Without good understanding and cooperation it would be difficult to make teamwork a success. This is one of the problems we Indians face from time to time. We are too individualistic which makes vibing with fellow workers a difficult task. This could be due to jealousy or mistrust.
This in sharp contrast with the Japanese and other nationals who find teamwork the way of working as a work culture in the organisation. Managers from time to time in our business milieu should emphasise this aspect if we have to mobilise people power to the maximum.

The CEO and his senior executives should be talking and walking examples of good teamwork to be followed by others. The culture of teamwork should be nurtured in every individual and encouraged to reach out to others. For example, in certain organisations, every one is expected to suggest ideas for improvement. If each could contribute his mite, say, one per cent, then all these collectively could be a substantial figure when the sum total of all the efforts is collated.
That is the reason why not even one small idea from anyone should be considered too small to have any impact on the organisation’s bottom line. Little drops of water make a mighty ocean and the same is true of individual’s efforts vis-à-vis team output.

Teamwork exists in a formal or informal way in any organisation. Quality Circle, Group Activity, Small Group Activity (SGA) or Large Group Activity (LGA) are some of the formal groups fostering teamwork Also, a number of groups of like minded persons or disciplines exist in a non-structured manner —— “Birds of a similar feather flock together.” The idea of persons getting together is with the intention of tackling problems together, “Two heads are better than one.” In all these groups, the paramount consideration is to pool resources together.
Brainstorming becomes easier with groups with common goals.

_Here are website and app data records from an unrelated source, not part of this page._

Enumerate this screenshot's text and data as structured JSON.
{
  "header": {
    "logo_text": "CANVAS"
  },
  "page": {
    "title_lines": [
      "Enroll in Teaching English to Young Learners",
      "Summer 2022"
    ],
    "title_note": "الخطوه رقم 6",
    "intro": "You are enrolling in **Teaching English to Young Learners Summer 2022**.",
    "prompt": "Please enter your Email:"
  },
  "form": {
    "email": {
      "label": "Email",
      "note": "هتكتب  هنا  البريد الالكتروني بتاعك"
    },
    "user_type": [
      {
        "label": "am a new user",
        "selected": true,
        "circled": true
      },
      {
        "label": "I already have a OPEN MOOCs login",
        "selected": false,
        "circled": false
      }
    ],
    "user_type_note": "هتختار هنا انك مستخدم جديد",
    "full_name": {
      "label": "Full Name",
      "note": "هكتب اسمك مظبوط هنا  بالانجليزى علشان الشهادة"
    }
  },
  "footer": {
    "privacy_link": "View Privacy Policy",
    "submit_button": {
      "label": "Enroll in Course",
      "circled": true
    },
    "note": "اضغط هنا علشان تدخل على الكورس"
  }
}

People come out with ideas and suggestions where they are likely to be heard and where persons are treated as equal partners within the group.
That is why it is important for any person, however talented or brilliant he/she might be, to merge his identity with the group to make matters easier for others.

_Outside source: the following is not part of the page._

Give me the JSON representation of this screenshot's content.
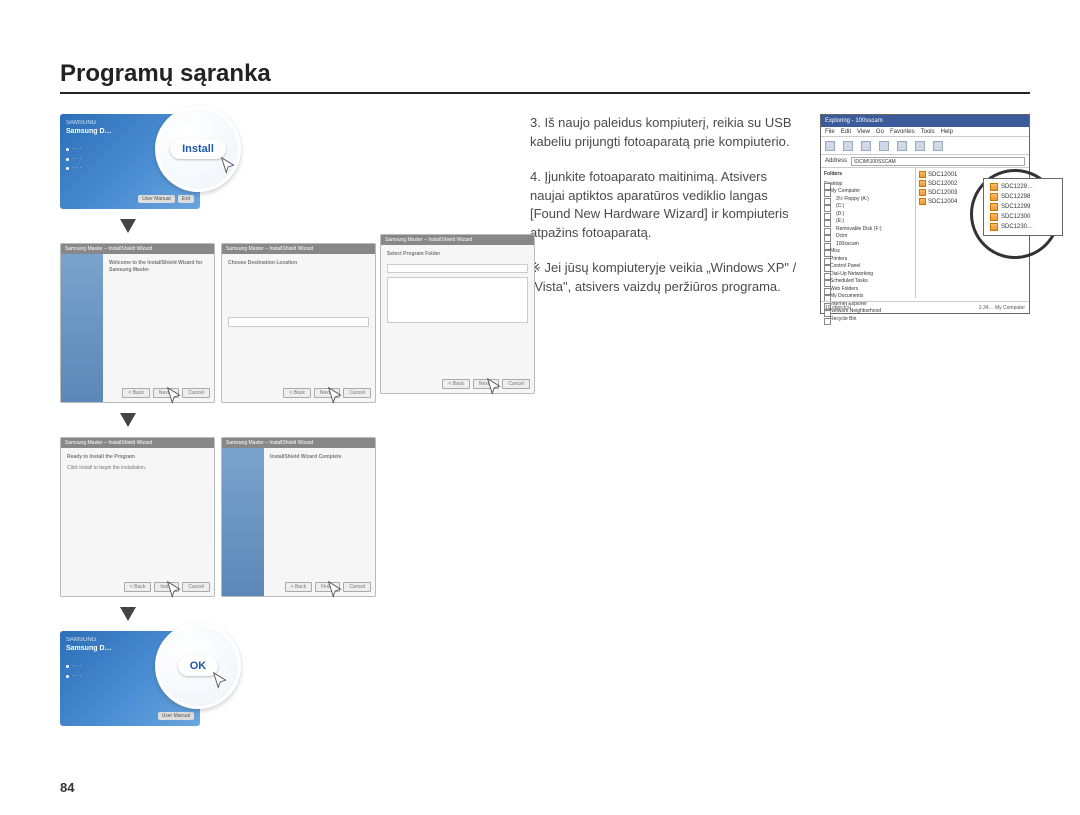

Otherwise, there is a real danger that those who are not so gifted may remain silent spectators with a conviction that their views do not receive the attention they deserve.

The leader in a group can make or mar a team. His dynamism can create the right wavelength for others to take part in the teamwork with enthusiasm. That is why he has to be careful not to be overbearing or be a mere spectator. People look up to him to engage their services the right way for the well being of the team. If for example, there is an expert in data analysis in the group, he should get an assignment that shall enthuse him.  On the other hand, if the leader ignores that person’s expertise and allots some minor or insignificant work, then his talent will go waste. The leader has the onus of giving the right opportunity for everyone to shine in the team. We have examples in the sports field where the captain sometimes misses opportunities to give the right encouragement for some of his team members.

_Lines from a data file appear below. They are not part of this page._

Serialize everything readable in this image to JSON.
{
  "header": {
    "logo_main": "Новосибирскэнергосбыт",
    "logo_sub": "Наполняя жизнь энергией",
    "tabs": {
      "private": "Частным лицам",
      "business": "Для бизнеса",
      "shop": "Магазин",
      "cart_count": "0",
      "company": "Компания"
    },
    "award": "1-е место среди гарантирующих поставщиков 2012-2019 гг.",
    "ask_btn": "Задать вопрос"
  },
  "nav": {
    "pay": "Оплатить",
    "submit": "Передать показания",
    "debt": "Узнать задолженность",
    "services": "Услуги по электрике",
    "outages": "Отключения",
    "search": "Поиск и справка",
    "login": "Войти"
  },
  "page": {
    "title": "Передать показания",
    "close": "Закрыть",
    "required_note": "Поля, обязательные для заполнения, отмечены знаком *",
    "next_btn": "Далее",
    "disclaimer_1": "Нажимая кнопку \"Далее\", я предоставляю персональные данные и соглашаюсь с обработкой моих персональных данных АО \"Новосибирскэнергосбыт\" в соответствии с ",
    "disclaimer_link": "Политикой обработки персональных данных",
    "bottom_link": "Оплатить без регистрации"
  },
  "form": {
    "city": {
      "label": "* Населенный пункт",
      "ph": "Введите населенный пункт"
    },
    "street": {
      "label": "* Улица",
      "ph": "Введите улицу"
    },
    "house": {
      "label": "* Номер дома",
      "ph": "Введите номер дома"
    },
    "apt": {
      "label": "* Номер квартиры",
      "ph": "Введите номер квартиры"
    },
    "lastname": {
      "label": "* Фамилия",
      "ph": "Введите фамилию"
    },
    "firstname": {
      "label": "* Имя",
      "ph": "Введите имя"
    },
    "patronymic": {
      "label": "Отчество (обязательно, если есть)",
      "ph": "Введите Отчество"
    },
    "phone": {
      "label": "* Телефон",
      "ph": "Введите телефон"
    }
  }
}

The outcome could have been different if only the captain had thought carefully about each team member’s strength and weakness. Managers should devise strategies to improve tem work in the organisation. They should convince their people the several advantages of working together for the good of the organisation they are working.

An environment of openness is a sure motivator, as the employees feel enthused to work for the common good.
The less number of de-motivators the better for a person to concentrate on his job and give his best.